Mondelez (NASDAQ: MDLZ ) and Advanced Micro Devices (NASDAQ: AMD ) are set for stronger openings after more encouraging updates late on Tuesday. Earnings from Big Pharma in Europe overnight have failed to move the dial, with neither Novo Nordisk (NYSE: NVO ), Novartis (NYSE: NVS ), nor GlaxoSmithKline (NYSE: GSK ) ADRs moving much in premarket.
4. Euro zone inflation falls faster than expected – or does it?
Inflation in the euro zone is on the retreat too. Or maybe not. Eurostat announced earlier that consumer prices fell 0.4% in January, bringing the headline CPI rate down to 8.5%, its lowest since May. There was an even bigger 0.8% decline in core consumer prices .
However, figures from Germany – the region’s largest economy – weren’t included due to technical issues at the country’s statistics office, Destatis.
The figures haven’t changed expectations for a 50 basis point hike in the ECB’s key rates at Thursday’s policy meeting, but may make President Christine Lagarde’s guidance a little more nuanced than in December, where she surprised many by signaling a shift upwards in the ECB’s rate path.
5. OPEC+ set to leave quotas unchanged as U.S. production drops
The Organization of Petroleum Exporting Countries meets with Russia and other exporters to announce its production targets for March, and it’s set to be a snooze. Newswire reports indicate that there’s no willingness to change course given that most OPEC members’ budgets will balance at current prices (although Russia’s won’t).
The U.S. government said on Tuesday that U.S. production fell in November as upstream companies focused on generating cash and paying down debt rather than investing in more drilling. However, more up-to-date information suggests that demand is weakening too: the American Petroleum Institute said crude inventories rose over 6 million barrels last week, taking the cumulative rise over the last five weeks to 35 million barrels. Government inventory data are due at 10:30 ET.
By 07:20 ET, U.S. crude futures were up 0.7% at $79.41 a barrel, while Brent was up 0.4% at $85.80.
Add Chart to Comment
We encourage you to use comments to engage with users, share your perspective and ask questions of authors and each other. However, in order to maintain the high level of discourse we’ve all come to value and expect, please keep the following criteria in mind:
- Enrich the conversation
- Stay focused and on track. Only post material that’s relevant to the topic being discussed.
- Be respectful. Even negative opinions can be framed positively and diplomatically.
- Use standard writing style.
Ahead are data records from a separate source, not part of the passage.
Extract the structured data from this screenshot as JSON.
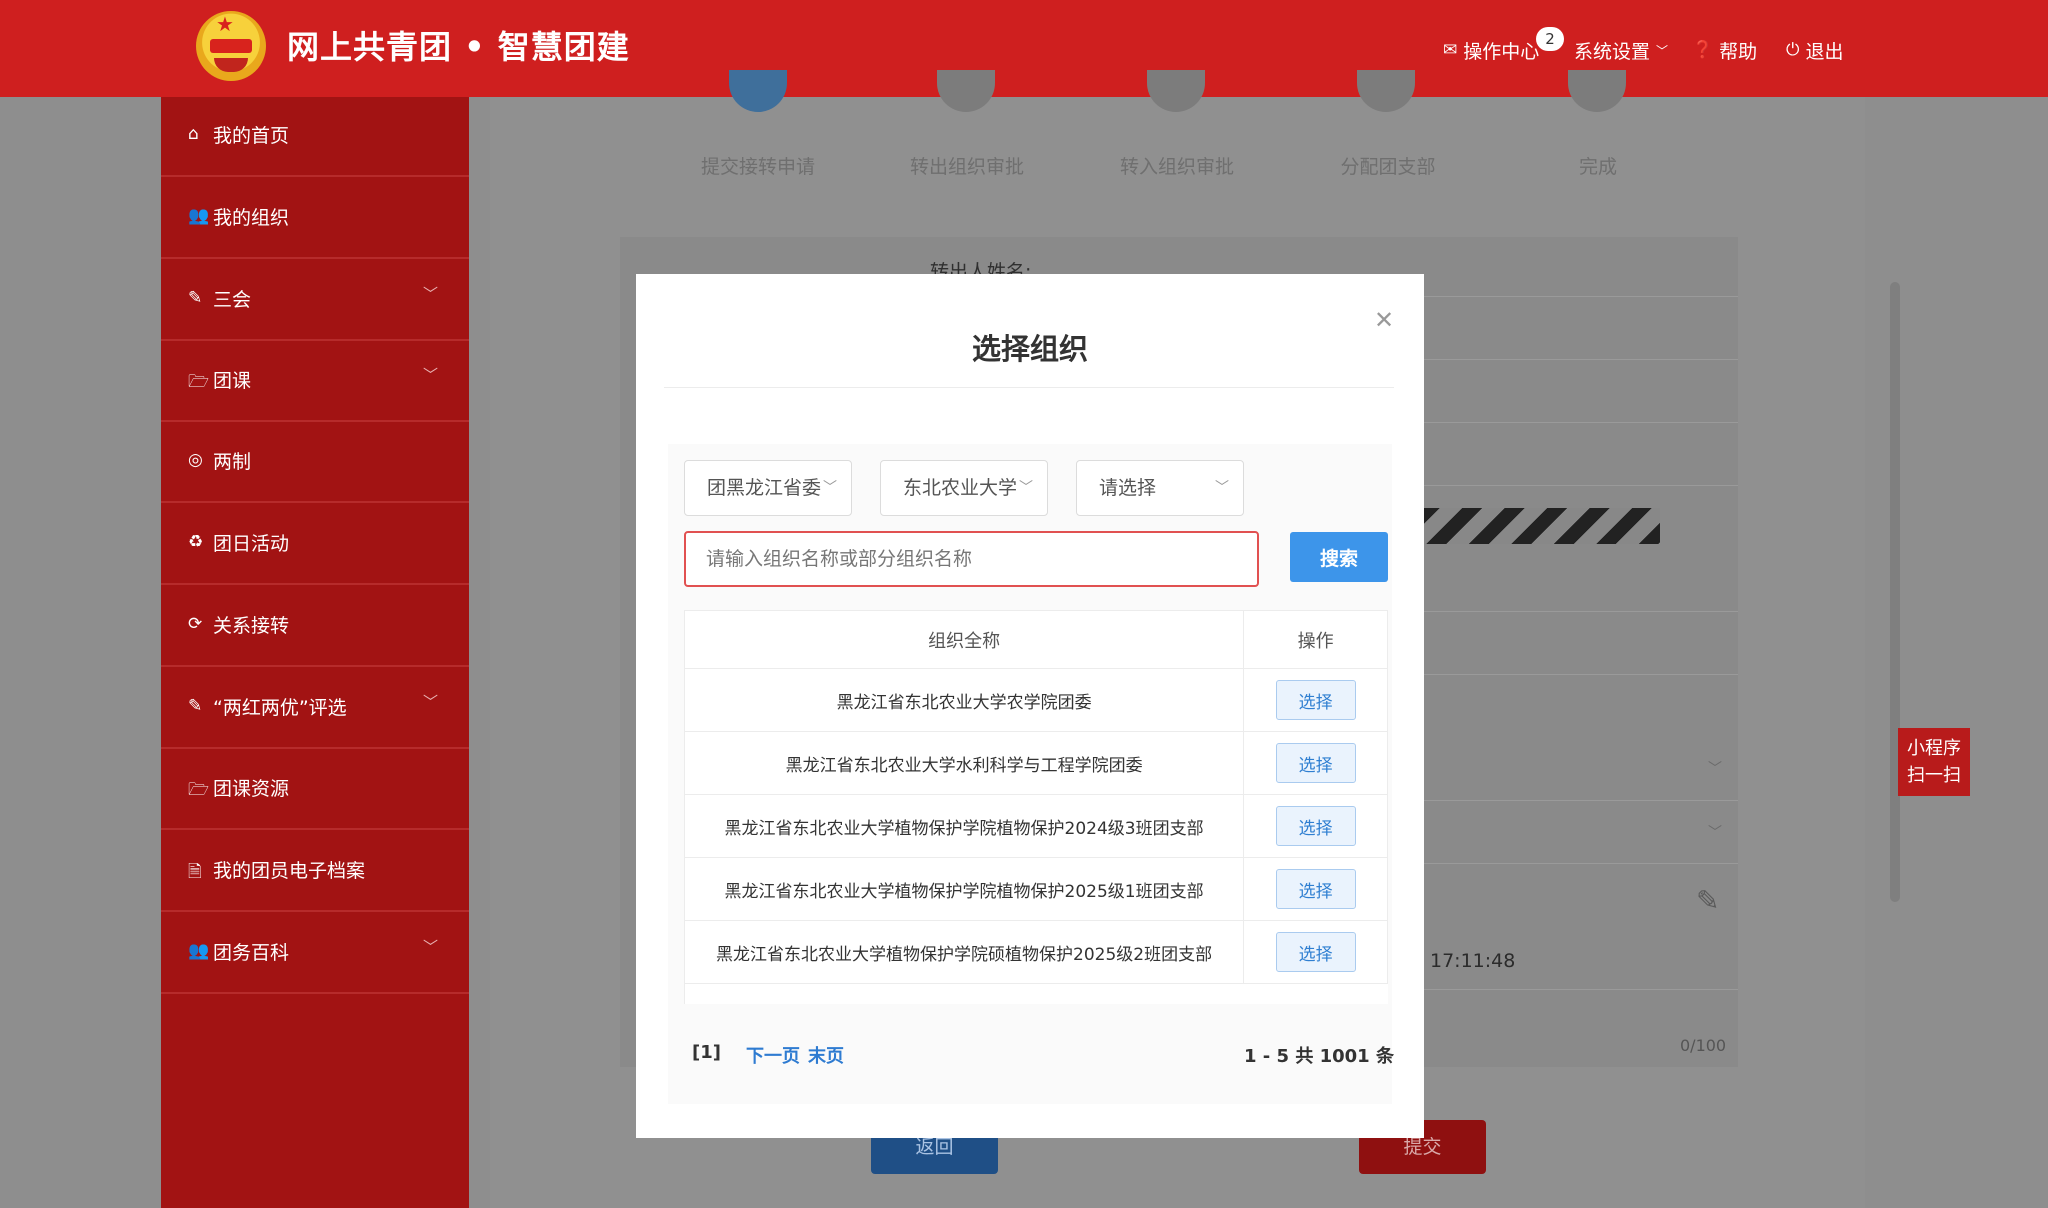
{
  "header": {
    "site_title": "网上共青团 • 智慧团建",
    "nav": {
      "ops_center": "操作中心",
      "ops_badge": "2",
      "settings": "系统设置",
      "help": "帮助",
      "logout": "退出"
    }
  },
  "sidebar": {
    "items": [
      {
        "label": "我的首页",
        "icon": "home-icon"
      },
      {
        "label": "我的组织",
        "icon": "users-icon"
      },
      {
        "label": "三会",
        "icon": "edit-icon"
      },
      {
        "label": "团课",
        "icon": "folder-icon"
      },
      {
        "label": "两制",
        "icon": "target-icon"
      },
      {
        "label": "团日活动",
        "icon": "recycle-icon"
      },
      {
        "label": "关系接转",
        "icon": "refresh-icon"
      },
      {
        "label": "“两红两优”评选",
        "icon": "edit-icon"
      },
      {
        "label": "团课资源",
        "icon": "folder-icon"
      },
      {
        "label": "我的团员电子档案",
        "icon": "file-icon"
      },
      {
        "label": "团务百科",
        "icon": "users-icon"
      }
    ]
  },
  "steps": [
    "提交接转申请",
    "转出组织审批",
    "转入组织审批",
    "分配团支部",
    "完成"
  ],
  "background_form": {
    "name_label": "转出人姓名:",
    "time_value": "17:11:48",
    "char_count": "0/100",
    "back_button": "返回",
    "submit_button": "提交"
  },
  "mini_program": {
    "line1": "小程序",
    "line2": "扫一扫"
  },
  "modal": {
    "title": "选择组织",
    "selects": [
      "团黑龙江省委",
      "东北农业大学",
      "请选择"
    ],
    "search_placeholder": "请输入组织名称或部分组织名称",
    "search_button": "搜索",
    "table": {
      "headers": [
        "组织全称",
        "操作"
      ],
      "rows": [
        {
          "name": "黑龙江省东北农业大学农学院团委",
          "action": "选择"
        },
        {
          "name": "黑龙江省东北农业大学水利科学与工程学院团委",
          "action": "选择"
        },
        {
          "name": "黑龙江省东北农业大学植物保护学院植物保护2024级3班团支部",
          "action": "选择"
        },
        {
          "name": "黑龙江省东北农业大学植物保护学院植物保护2025级1班团支部",
          "action": "选择"
        },
        {
          "name": "黑龙江省东北农业大学植物保护学院硕植物保护2025级2班团支部",
          "action": "选择"
        }
      ]
    },
    "pager": {
      "current": "[1]",
      "next": "下一页",
      "last": "末页",
      "total": "1 - 5  共 1001 条"
    }
  }
}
Include punctuation and upper and lower cases.
- NOTE: Spam and/or promotional messages and links within a comment will be removed
- Avoid profanity, slander or personal attacks directed at an author or another user.
- Don’t Monopolize the Conversation. We appreciate passion and conviction, but we also believe strongly in giving everyone a chance to air their thoughts. Therefore, in addition to civil interaction, we expect commenters to offer their opinions succinctly and thoughtfully, but not so repeatedly that others are annoyed or offended. If we receive complaints about individuals who take over a thread or forum, we reserve the right to ban them from the site, without recourse.
- Only English comments will be allowed.
Perpetrators of spam or abuse will be deleted from the site and prohibited from future registration at Investing.com’s discretion.
Drop an image here or Supported formats: *.jpg, *.png, *.gif up to 5mb
Drop an image here or